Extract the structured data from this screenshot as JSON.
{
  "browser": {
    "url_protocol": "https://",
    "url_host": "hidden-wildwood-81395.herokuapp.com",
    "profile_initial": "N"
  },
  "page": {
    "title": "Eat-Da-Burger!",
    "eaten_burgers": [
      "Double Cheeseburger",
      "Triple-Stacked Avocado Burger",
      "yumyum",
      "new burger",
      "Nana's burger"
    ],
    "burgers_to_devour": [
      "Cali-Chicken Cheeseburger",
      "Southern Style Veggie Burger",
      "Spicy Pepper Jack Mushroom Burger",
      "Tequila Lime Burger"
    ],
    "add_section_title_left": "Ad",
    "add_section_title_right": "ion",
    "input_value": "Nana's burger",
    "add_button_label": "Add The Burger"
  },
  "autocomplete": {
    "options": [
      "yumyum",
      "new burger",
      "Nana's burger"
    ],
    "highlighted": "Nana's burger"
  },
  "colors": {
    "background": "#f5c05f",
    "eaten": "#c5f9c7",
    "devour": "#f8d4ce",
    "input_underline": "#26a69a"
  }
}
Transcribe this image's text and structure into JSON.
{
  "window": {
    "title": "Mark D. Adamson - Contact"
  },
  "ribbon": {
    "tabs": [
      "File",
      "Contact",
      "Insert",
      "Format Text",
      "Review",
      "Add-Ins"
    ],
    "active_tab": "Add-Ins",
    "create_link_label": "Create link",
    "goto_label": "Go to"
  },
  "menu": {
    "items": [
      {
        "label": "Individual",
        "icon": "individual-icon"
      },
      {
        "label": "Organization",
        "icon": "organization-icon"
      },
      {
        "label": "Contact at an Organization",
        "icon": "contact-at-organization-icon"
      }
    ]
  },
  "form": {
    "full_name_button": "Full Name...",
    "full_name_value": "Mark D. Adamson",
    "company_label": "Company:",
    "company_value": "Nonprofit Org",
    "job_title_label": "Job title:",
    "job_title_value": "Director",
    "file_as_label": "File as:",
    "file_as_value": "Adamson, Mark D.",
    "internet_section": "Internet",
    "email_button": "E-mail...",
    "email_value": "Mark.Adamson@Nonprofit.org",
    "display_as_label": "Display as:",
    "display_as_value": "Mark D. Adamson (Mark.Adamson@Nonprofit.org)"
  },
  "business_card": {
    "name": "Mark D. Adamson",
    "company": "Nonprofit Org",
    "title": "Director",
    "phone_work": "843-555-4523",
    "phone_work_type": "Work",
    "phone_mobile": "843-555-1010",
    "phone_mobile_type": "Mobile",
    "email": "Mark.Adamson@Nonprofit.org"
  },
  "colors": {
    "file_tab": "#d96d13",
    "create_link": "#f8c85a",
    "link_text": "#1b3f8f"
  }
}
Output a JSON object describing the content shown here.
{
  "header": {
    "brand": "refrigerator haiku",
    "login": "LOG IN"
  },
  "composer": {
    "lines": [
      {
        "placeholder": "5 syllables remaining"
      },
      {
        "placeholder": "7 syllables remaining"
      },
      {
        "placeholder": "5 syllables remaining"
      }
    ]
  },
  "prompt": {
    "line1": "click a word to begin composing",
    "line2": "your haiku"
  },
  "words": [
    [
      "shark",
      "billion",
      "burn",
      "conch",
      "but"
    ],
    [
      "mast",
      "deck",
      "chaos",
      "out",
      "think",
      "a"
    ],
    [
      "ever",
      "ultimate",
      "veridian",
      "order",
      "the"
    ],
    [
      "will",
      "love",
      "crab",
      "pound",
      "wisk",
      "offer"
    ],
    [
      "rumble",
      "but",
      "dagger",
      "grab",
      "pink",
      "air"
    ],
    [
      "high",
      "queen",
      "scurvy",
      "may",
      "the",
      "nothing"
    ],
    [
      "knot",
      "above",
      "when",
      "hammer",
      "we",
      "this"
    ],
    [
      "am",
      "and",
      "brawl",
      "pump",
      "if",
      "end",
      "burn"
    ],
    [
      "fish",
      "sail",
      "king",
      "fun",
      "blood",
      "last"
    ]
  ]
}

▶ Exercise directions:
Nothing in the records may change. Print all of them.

▶ Reply to the task:
Extract the structured data from this screenshot as JSON.
{
  "browser": {
    "url_protocol": "https://",
    "url_host": "hidden-wildwood-81395.herokuapp.com",
    "profile_initial": "N"
  },
  "page": {
    "title": "Eat-Da-Burger!",
    "eaten_burgers": [
      "Double Cheeseburger",
      "Triple-Stacked Avocado Burger",
      "yumyum",
      "new burger",
      "Nana's burger"
    ],
    "burgers_to_devour": [
      "Cali-Chicken Cheeseburger",
      "Southern Style Veggie Burger",
      "Spicy Pepper Jack Mushroom Burger",
      "Tequila Lime Burger"
    ],
    "add_section_title_left": "Ad",
    "add_section_title_right": "ion",
    "input_value": "Nana's burger",
    "add_button_label": "Add The Burger"
  },
  "autocomplete": {
    "options": [
      "yumyum",
      "new burger",
      "Nana's burger"
    ],
    "highlighted": "Nana's burger"
  },
  "colors": {
    "background": "#f5c05f",
    "eaten": "#c5f9c7",
    "devour": "#f8d4ce",
    "input_underline": "#26a69a"
  }
}
Transcribe this image's text and structure into JSON.
{
  "window": {
    "title": "Mark D. Adamson - Contact"
  },
  "ribbon": {
    "tabs": [
      "File",
      "Contact",
      "Insert",
      "Format Text",
      "Review",
      "Add-Ins"
    ],
    "active_tab": "Add-Ins",
    "create_link_label": "Create link",
    "goto_label": "Go to"
  },
  "menu": {
    "items": [
      {
        "label": "Individual",
        "icon": "individual-icon"
      },
      {
        "label": "Organization",
        "icon": "organization-icon"
      },
      {
        "label": "Contact at an Organization",
        "icon": "contact-at-organization-icon"
      }
    ]
  },
  "form": {
    "full_name_button": "Full Name...",
    "full_name_value": "Mark D. Adamson",
    "company_label": "Company:",
    "company_value": "Nonprofit Org",
    "job_title_label": "Job title:",
    "job_title_value": "Director",
    "file_as_label": "File as:",
    "file_as_value": "Adamson, Mark D.",
    "internet_section": "Internet",
    "email_button": "E-mail...",
    "email_value": "Mark.Adamson@Nonprofit.org",
    "display_as_label": "Display as:",
    "display_as_value": "Mark D. Adamson (Mark.Adamson@Nonprofit.org)"
  },
  "business_card": {
    "name": "Mark D. Adamson",
    "company": "Nonprofit Org",
    "title": "Director",
    "phone_work": "843-555-4523",
    "phone_work_type": "Work",
    "phone_mobile": "843-555-1010",
    "phone_mobile_type": "Mobile",
    "email": "Mark.Adamson@Nonprofit.org"
  },
  "colors": {
    "file_tab": "#d96d13",
    "create_link": "#f8c85a",
    "link_text": "#1b3f8f"
  }
}
Output a JSON object describing the content shown here.
{
  "header": {
    "brand": "refrigerator haiku",
    "login": "LOG IN"
  },
  "composer": {
    "lines": [
      {
        "placeholder": "5 syllables remaining"
      },
      {
        "placeholder": "7 syllables remaining"
      },
      {
        "placeholder": "5 syllables remaining"
      }
    ]
  },
  "prompt": {
    "line1": "click a word to begin composing",
    "line2": "your haiku"
  },
  "words": [
    [
      "shark",
      "billion",
      "burn",
      "conch",
      "but"
    ],
    [
      "mast",
      "deck",
      "chaos",
      "out",
      "think",
      "a"
    ],
    [
      "ever",
      "ultimate",
      "veridian",
      "order",
      "the"
    ],
    [
      "will",
      "love",
      "crab",
      "pound",
      "wisk",
      "offer"
    ],
    [
      "rumble",
      "but",
      "dagger",
      "grab",
      "pink",
      "air"
    ],
    [
      "high",
      "queen",
      "scurvy",
      "may",
      "the",
      "nothing"
    ],
    [
      "knot",
      "above",
      "when",
      "hammer",
      "we",
      "this"
    ],
    [
      "am",
      "and",
      "brawl",
      "pump",
      "if",
      "end",
      "burn"
    ],
    [
      "fish",
      "sail",
      "king",
      "fun",
      "blood",
      "last"
    ]
  ]
}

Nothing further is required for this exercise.